It is hard to underestimate the impact that director Peter Jackson's The Lord of the Rings trilogy had on cinema. It created a masterful fantasy epic that was more than spectacle. With an adaptation of J.R.R. Tolkien's iconic work, it brought the story to life and set a high bar that even Jackson wouldn't be able to top a decade later. However, there was one person who was just as skeptical from the beginning: Andrew Lesnie, who passed away today at the age of 59 from a heart attack. While his name may not be immediately clear, he was an integral part to how we viewed cinema, literally.
While The Lord of the Rings trilogy would garner a lot of Oscar nominations and wins, Lesnie only received one nomination and win for Best Cinematography on the first entry The Fellowship of the Ring. It is tricky to look back at 2001 when the first film came out and predict that it might have been a fluke and that Return of the King could have been a letdown. However, Lesnie was just as important in the long run as his counterparts by setting up the iconography and turning New Zealand into The Shire, of which we would meet the hobbits. With cinematography that encapsulated various regions of the country and turned them into gorgeous landscapes, he helped to craft a beautiful looking epic whose scale still remains unprecedented.
The more interesting note is that Lesnie initially didn't want to make the trilogy. At the time, it was a big gamble and nobody was sure if it would pay off. As announcers Donald Sutherland and Glenn Close noted at the Oscar ceremony, he had to take a few days to consider because he didn't think that it could be done. Speaking as Jackson had yet to prove himself as a big budgeted filmmaker, there was little reason to believe in him. However, things panned out and with special attention to detail, he made a breathtaking movie and won Best Cinematography in the only year that the series was nominated in that category.
That wasn't the end of Lesnie's career or even the collaboration with Jackson. He would go on to provide cinematography to every one of his subsequent films including King Kong, The Lovely Bones and The Hobbit trilogy. He continued to expand his scope and provide some visually attractive imagery. Away from the filmmaker, he also worked on other hits that included Rise of the Planet of the Apes, I Am Legend, Best Picture nominee Babe, and most recently worked with Russell Crowe on his directorial debut The Water Diviner, which was just released this past weekend in America.

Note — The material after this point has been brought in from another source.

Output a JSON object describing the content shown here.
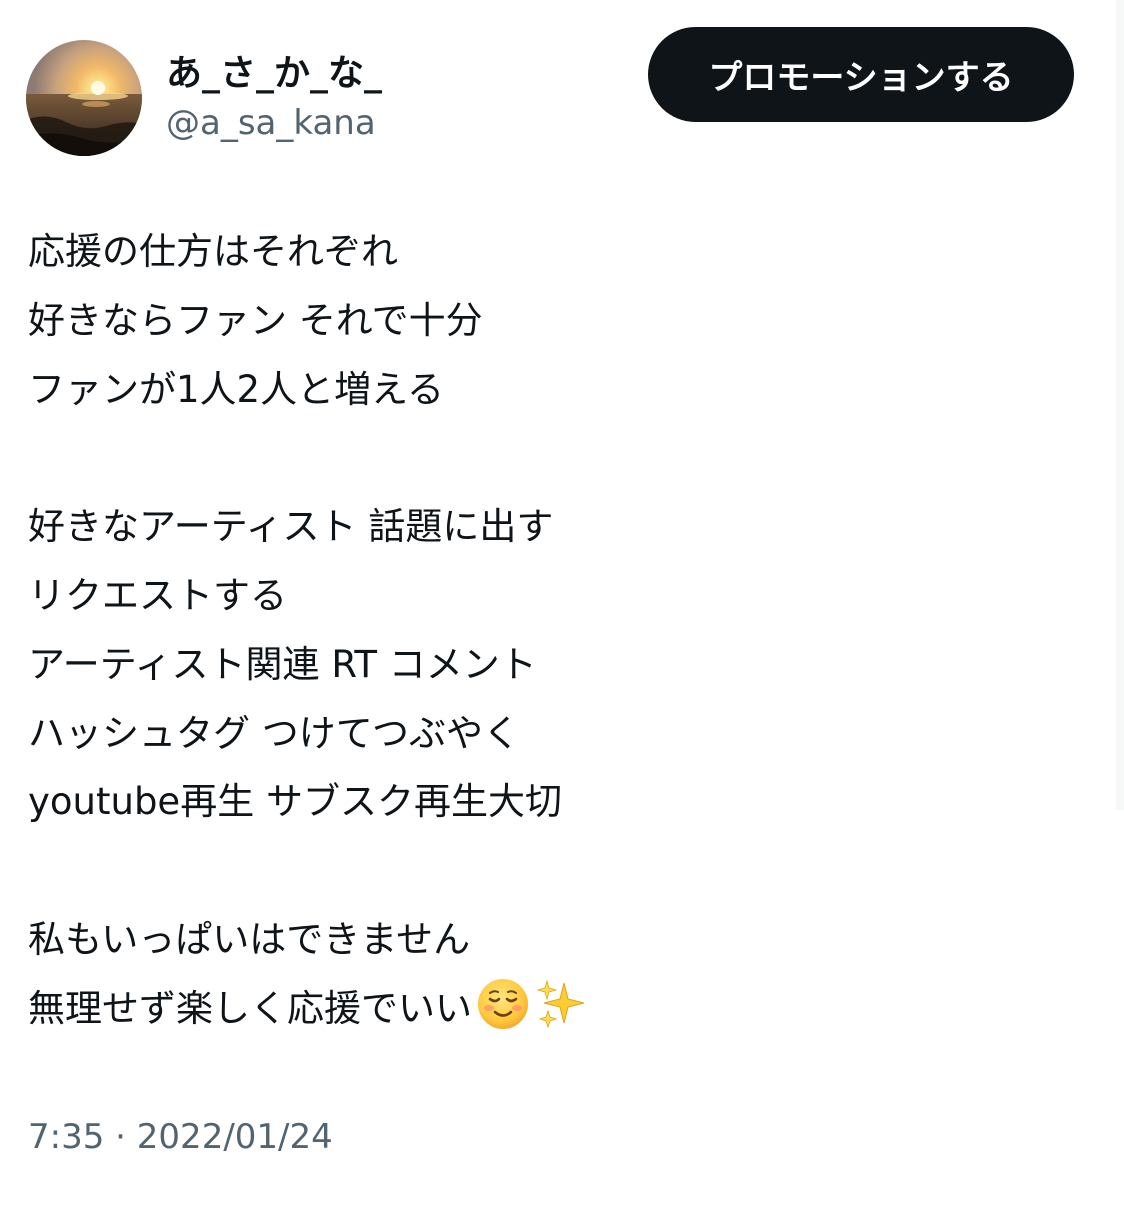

With a career spanning back to his 1979 debut in the TV series Wonder World!, he has been consistently providing his visual skills to shorts and features alike while residing in his New South Wales home in Sydney, Australia. Even if we don't immediately recognize his name, his work has been influential to the pop culture landscape for most of the past 15 years. He mixed fantasy with realism and created a style that popped with beautiful images. It is sad to see him pass away so young, but in his short time managed to become quite an impressive talent.